There is no definitive answer to this question. It depends on several factors, such as the planet’s position around the sun, the time of year, and your location on Earth.

However, in general, the best time to see planets with a telescope is during the early morning hours or late at night when the sky is darkest.

This allows for better visibility of faint objects, like planets.

WHAT ELSE CAN YOU SEE WITH A TELESCOPE?

There are many other objects besides planets that you can see with a telescope, like Jupiter’s moons, the Cassini division of Saturn’s rings, and the International Space Station.

You can use a telescope to study the Sun (with special filters) and observe eclipses. Read my article DIY Solar Filter Telescope.

With a larger telescope, you can see fainter objects such as nebulae, galaxies, and star clusters.

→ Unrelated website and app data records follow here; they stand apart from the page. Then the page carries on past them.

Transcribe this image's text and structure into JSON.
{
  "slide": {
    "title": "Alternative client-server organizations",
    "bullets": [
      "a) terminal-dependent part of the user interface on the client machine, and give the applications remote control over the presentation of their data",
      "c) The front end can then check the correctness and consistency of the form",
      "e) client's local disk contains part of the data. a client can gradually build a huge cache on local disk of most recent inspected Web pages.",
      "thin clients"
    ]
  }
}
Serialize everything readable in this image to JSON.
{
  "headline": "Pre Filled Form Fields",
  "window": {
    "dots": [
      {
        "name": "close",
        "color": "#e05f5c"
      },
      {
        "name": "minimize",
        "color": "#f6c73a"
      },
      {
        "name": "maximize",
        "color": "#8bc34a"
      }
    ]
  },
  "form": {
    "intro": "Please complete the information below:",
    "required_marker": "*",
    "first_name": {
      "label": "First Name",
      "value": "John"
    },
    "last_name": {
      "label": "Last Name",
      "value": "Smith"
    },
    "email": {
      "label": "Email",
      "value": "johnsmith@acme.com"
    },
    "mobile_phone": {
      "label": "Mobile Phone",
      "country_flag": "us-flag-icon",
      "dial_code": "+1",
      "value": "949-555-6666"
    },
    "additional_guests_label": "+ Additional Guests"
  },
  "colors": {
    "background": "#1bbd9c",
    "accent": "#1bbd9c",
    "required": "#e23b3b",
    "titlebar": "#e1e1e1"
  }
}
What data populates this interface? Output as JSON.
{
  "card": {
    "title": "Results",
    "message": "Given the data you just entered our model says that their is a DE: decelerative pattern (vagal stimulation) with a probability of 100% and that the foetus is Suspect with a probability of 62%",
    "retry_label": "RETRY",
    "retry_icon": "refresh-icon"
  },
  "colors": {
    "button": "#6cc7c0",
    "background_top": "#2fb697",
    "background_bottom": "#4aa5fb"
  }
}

CONCLUSION

With a telescope, you can see planets that are otherwise too far away to be seen with the naked eye.

Telescopes offer different levels of magnification, so you’ll need to configure one that’s powerful enough to see the types of details on the planets you’re interested in observing.

In general, however, most telescopes will allow you to see at least some of the planets in our solar system.

So get out there and start exploring the night sky!

FREQUENTLY ASKED QUESTIONS

WHY CAN’T I SEE PLANETS WITH MY TELESCOPE?

Your telescope could have low magnification. If distant planets appear to be orange or green dots in your telescope, then higher power eyepieces can help you see smaller planets that are further away from Earth.

CAN A TELESCOPE SEE THE FLAG ON THE MOON?

Unfortunately, no you can’t see it with a telescope. The flag is 4 feet tall so you would need a telescope that is 200 meters in diameter to see it. Even the Hubble Space Telescope can’t see the flag on the moon.

WHICH PLANET IS THE MOST DIFFICULT TO SEE WITH A TELESCOPE?

One of the five planets known since ancient times as ‘wandering stars’ is Mercury. Unlike its closest neighbor, Venus, it is very difficult to explore from Earth. Being the innermost planet in the Solar System, Mercury always appears too close to the Sun when viewed from Earth.

ARE HOME TELESCOPES WORTH IT?

Absolutely! However, If you’re shopping for a telescope, make sure to get one that has a good size aperture. The size of the main mirror or lens is the most important thing you should look at. If you’re serious about wanting to see the planets, a good idea would be to get an 8-inch telescope.

HOW EXPENSIVE IS A DECENT TELESCOPE?

If you have a budget of $500 or more, you’re looking at high-quality telescopes. If you exceed that price point, the scopes become powerful and feature-rich. As mentioned above, I would recommend an 8-inch Dobsonian telescope, which costs about $700.

Subscribe
Notify of
guest
0 Comments
Inline Feedbacks
View all comments

About the Author

Chris Klein, Amateur Astronomy Advisor

Chris Klein is an amateur astronomy advisor, astrophotographer, and entrepreneur. Go here to read his incredible story "From $50,000 in Debt to Award-Winning Photographer Living in Switzerland". If you want to send Chris a quick message, then visit his contact page here.

0
Would love your thoughts, please comment.x
()
x